Icelandic director Baltasar Kormakur obviously knows his stuff and how to capture it visually.
I'm one of those people who, when at the top of a high building, gets a nervous tickle on the soles of my feet (and another part of the anatomy), coupled with an almost compelling urge to throw myself off. I don't know how common this is, though a niece of mine gets the same sensation. During this film several times I felt emotions akin to this which, I'd imagine, wouldn't have been nearly as acute had I seen it in 2D.
It's a film that's a bit different from the usual entertainment. Although not one for those prone to vertigo, it's definitely a visual stunner..............................6.
2 hours ago
I'm positive that I've heard about this particular true story but I don't recall all the details. This sounds like a film I'd enjoy seeing - at least for the spectacular "dizzying" shots. I do have an acute fear of heights, but I'm sure I could handle it.ReplyDelete
I'd probably be gasping for breath at such a high altitude.
And if I watched it in 3D I might even have a panic attack....
Jon, going primarily to see the camerawork and scenery is no bad thing. Although based on fact there's no getting round that the story itself is quite thin, playing second fiddle to the spectacular mountain-scapes. If you feel you are able to brace yourself to see it in 3D all the better, though you might be wishing that you had one of the oxygen canisters that are an important part of unfolding events.Delete
I think this is one I'll skip.
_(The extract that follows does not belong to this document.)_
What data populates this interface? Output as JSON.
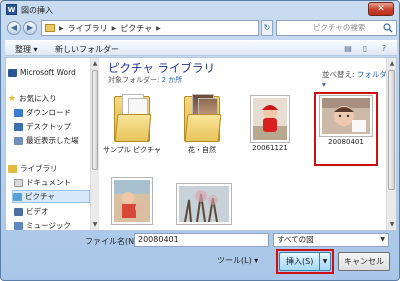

When an inanimate object [Everest] is the star, and the best thing going for it are the visuals, I'll buy a ticket for something else.ReplyDelete
Though ... I may watch it when it comes to TV ...
Bob, if 2D is a step down from 3D then TV is one really HUGE further step down for this. But if you're not at all interested in visual kicks then I suppose that the telly is better than nothing.Delete